:: WORK ORDER ::
Count lines, not occurrences: report how many lines in the records hold the string "JSON", and nothing else.

:: DATA TO PROCESS ::
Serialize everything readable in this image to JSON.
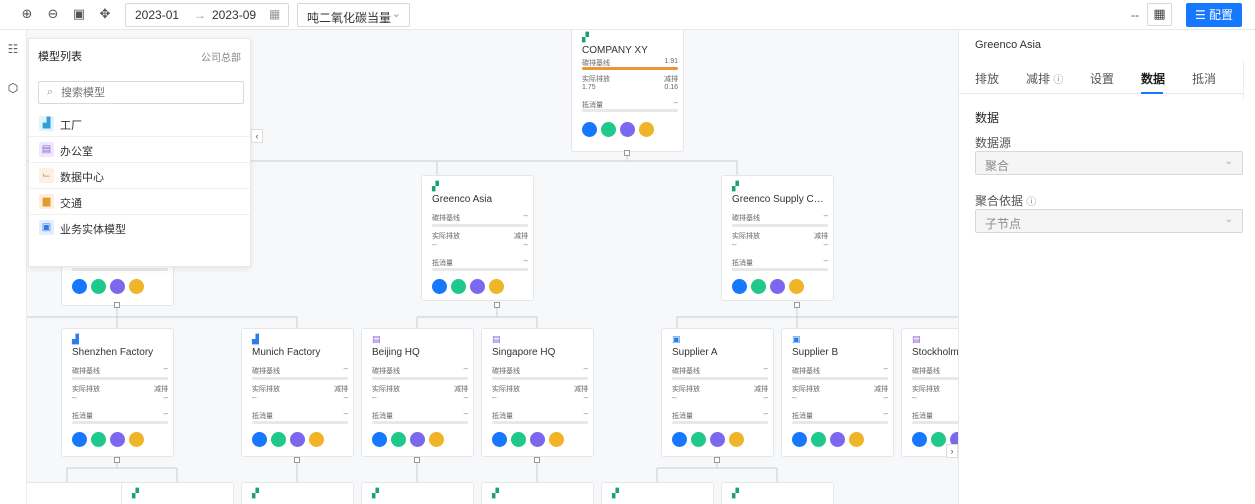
{
  "toolbar": {
    "date_start": "2023-01",
    "date_end": "2023-09",
    "arrow": "→",
    "unit_value": "吨二氧化碳当量",
    "right_dash": "--",
    "config_label": "配置"
  },
  "model_panel": {
    "title": "模型列表",
    "scope": "公司总部",
    "search_placeholder": "搜索模型",
    "items": [
      {
        "label": "工厂",
        "icon": "factory-icon",
        "color": "#2f9fd8",
        "bg": "#e3f3fb"
      },
      {
        "label": "办公室",
        "icon": "office-icon",
        "color": "#8c62d8",
        "bg": "#efe8fb"
      },
      {
        "label": "数据中心",
        "icon": "data-center-icon",
        "color": "#d88a2f",
        "bg": "#fbf0e3"
      },
      {
        "label": "交通",
        "icon": "transport-icon",
        "color": "#e39b2f",
        "bg": "#fcefdc"
      },
      {
        "label": "业务实体模型",
        "icon": "business-entity-icon",
        "color": "#2f7ee8",
        "bg": "#e3eefb"
      }
    ]
  },
  "labels": {
    "baseline": "碳排基线",
    "actual": "实际排放",
    "reduction": "减排",
    "offset": "抵消量",
    "dash": "--"
  },
  "nodes": {
    "company": {
      "title": "COMPANY XY",
      "baseline": "1.91",
      "actual": "1.75",
      "reduction": "0.16"
    },
    "greenco_asia": {
      "title": "Greenco Asia"
    },
    "greenco_supply": {
      "title": "Greenco Supply Chain"
    },
    "shenzhen": {
      "title": "Shenzhen Factory"
    },
    "munich": {
      "title": "Munich Factory"
    },
    "beijing": {
      "title": "Beijing HQ"
    },
    "singapore": {
      "title": "Singapore HQ"
    },
    "supplier_a": {
      "title": "Supplier A"
    },
    "supplier_b": {
      "title": "Supplier B"
    },
    "stockholm": {
      "title": "Stockholm HQ"
    }
  },
  "right_panel": {
    "title": "Greenco Asia",
    "tabs": [
      "排放",
      "减排",
      "设置",
      "数据",
      "抵消"
    ],
    "active_tab": "数据",
    "section": "数据",
    "source_label": "数据源",
    "source_value": "聚合",
    "basis_label": "聚合依据",
    "basis_value": "子节点"
  },
  "colors": {
    "accent": "#1677ff",
    "baseline_bar": "#e8963a",
    "dot_blue": "#1677ff",
    "dot_green": "#1ec98b",
    "dot_purple": "#7b68ee",
    "dot_yellow": "#f0b429"
  }
}
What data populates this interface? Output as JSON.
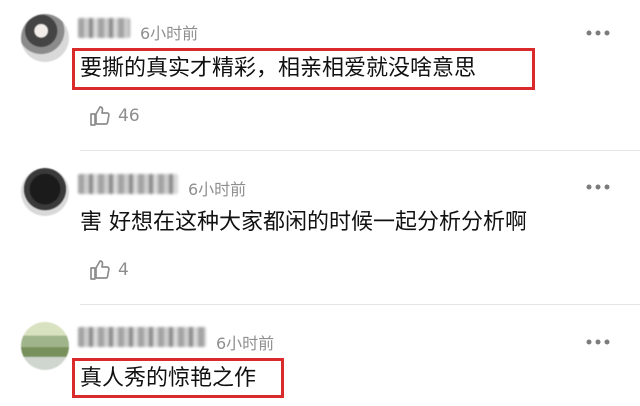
{
  "comments": [
    {
      "time": "6小时前",
      "text": "要撕的真实才精彩，相亲相爱就没啥意思",
      "likes": "46"
    },
    {
      "time": "6小时前",
      "text": "害 好想在这种大家都闲的时候一起分析分析啊",
      "likes": "4"
    },
    {
      "time": "6小时前",
      "text": "真人秀的惊艳之作"
    }
  ],
  "icons": {
    "like": "thumbs-up-icon",
    "more": "more-dots-icon"
  },
  "colors": {
    "highlight": "#d92b2b",
    "meta_text": "#8f8f8f",
    "body_text": "#111111"
  }
}
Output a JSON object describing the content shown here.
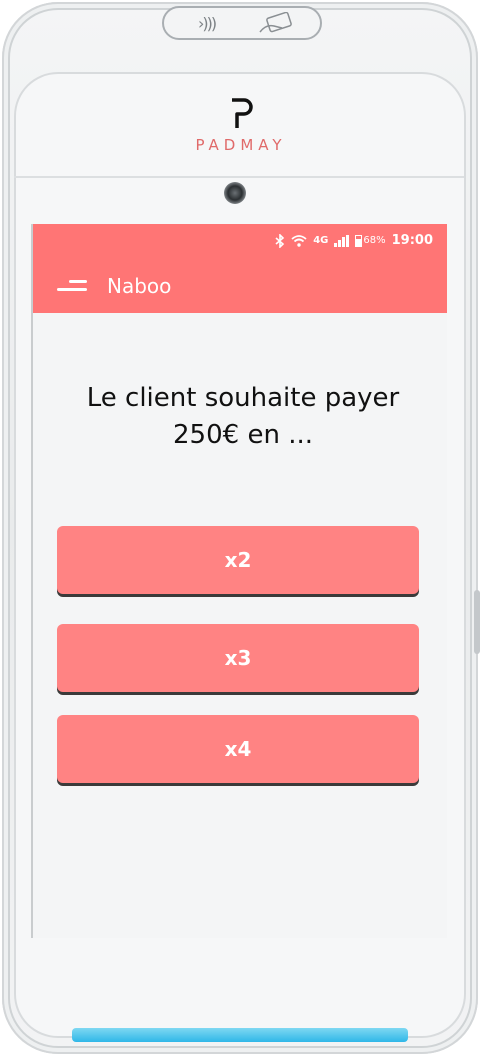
{
  "device": {
    "brand_name": "PADMAY",
    "nfc_symbol": "›)))"
  },
  "status_bar": {
    "network": "4G",
    "battery": "68%",
    "time": "19:00",
    "icons": [
      "bluetooth-icon",
      "wifi-icon",
      "signal-icon",
      "battery-icon"
    ]
  },
  "app_bar": {
    "title": "Naboo",
    "menu_icon": "hamburger-menu-icon"
  },
  "main": {
    "question_line1": "Le client souhaite payer",
    "question_line2": "250€ en ...",
    "options": [
      {
        "label": "x2"
      },
      {
        "label": "x3"
      },
      {
        "label": "x4"
      }
    ]
  },
  "colors": {
    "accent": "#ff7575",
    "button": "#ff8383",
    "screen_bg": "#f4f5f6",
    "text": "#111111",
    "nfc_led": "#2fb7e8"
  }
}
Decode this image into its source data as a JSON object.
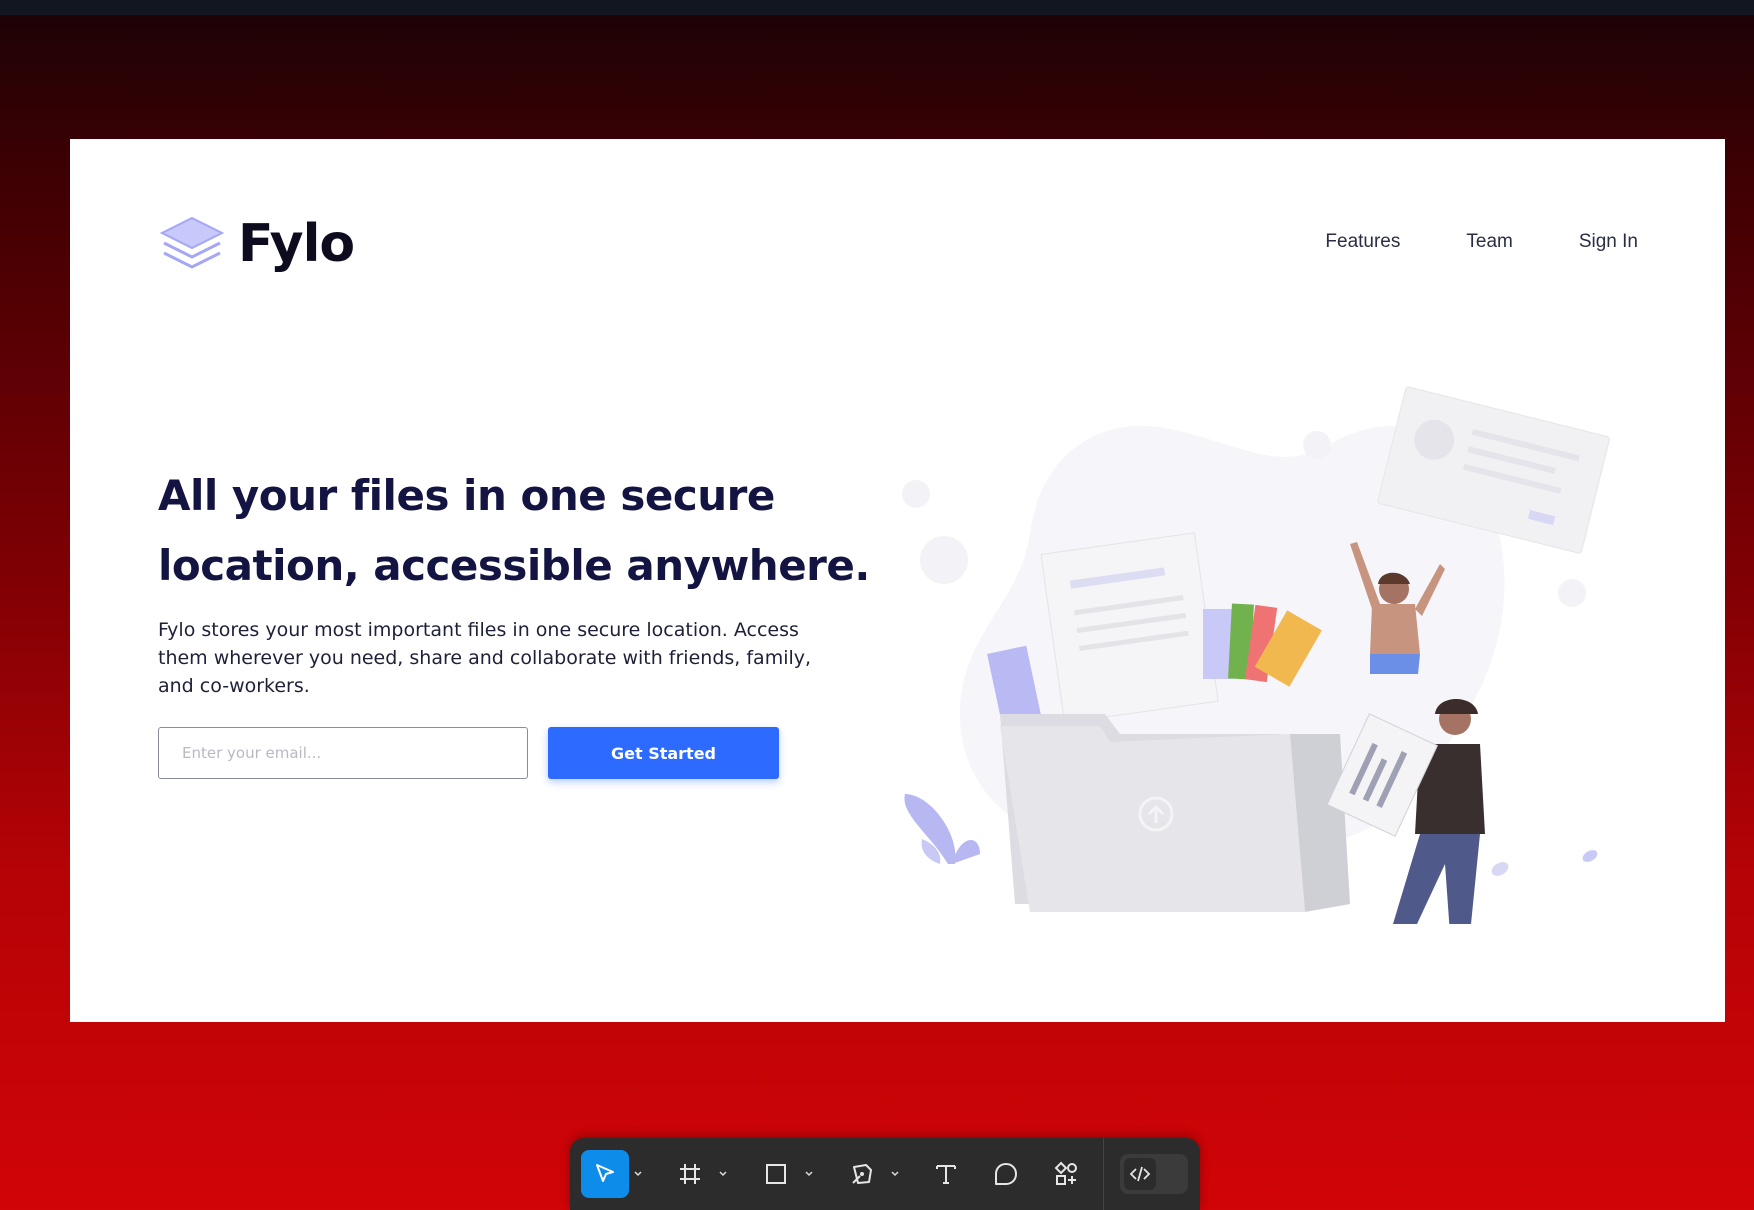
{
  "brand": {
    "name": "Fylo",
    "logo_icon": "layers-icon",
    "accent_color": "#2d6aff"
  },
  "nav": {
    "items": [
      "Features",
      "Team",
      "Sign In"
    ]
  },
  "hero": {
    "headline": "All your files in one secure location, accessible anywhere.",
    "description": "Fylo stores your most important files in one secure location. Access them wherever you need, share and collaborate with friends, family, and co-workers.",
    "email_placeholder": "Enter your email...",
    "cta_label": "Get Started",
    "illustration": "people-with-file-folder-illustration"
  },
  "toolbar": {
    "tools": [
      "move-tool",
      "frame-tool",
      "rectangle-tool",
      "pen-tool",
      "text-tool",
      "comment-tool",
      "components-tool"
    ],
    "active_tool": "move-tool",
    "dev_mode_icon": "code-icon"
  }
}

:: RESULT OF THIS EXERCISE ::
4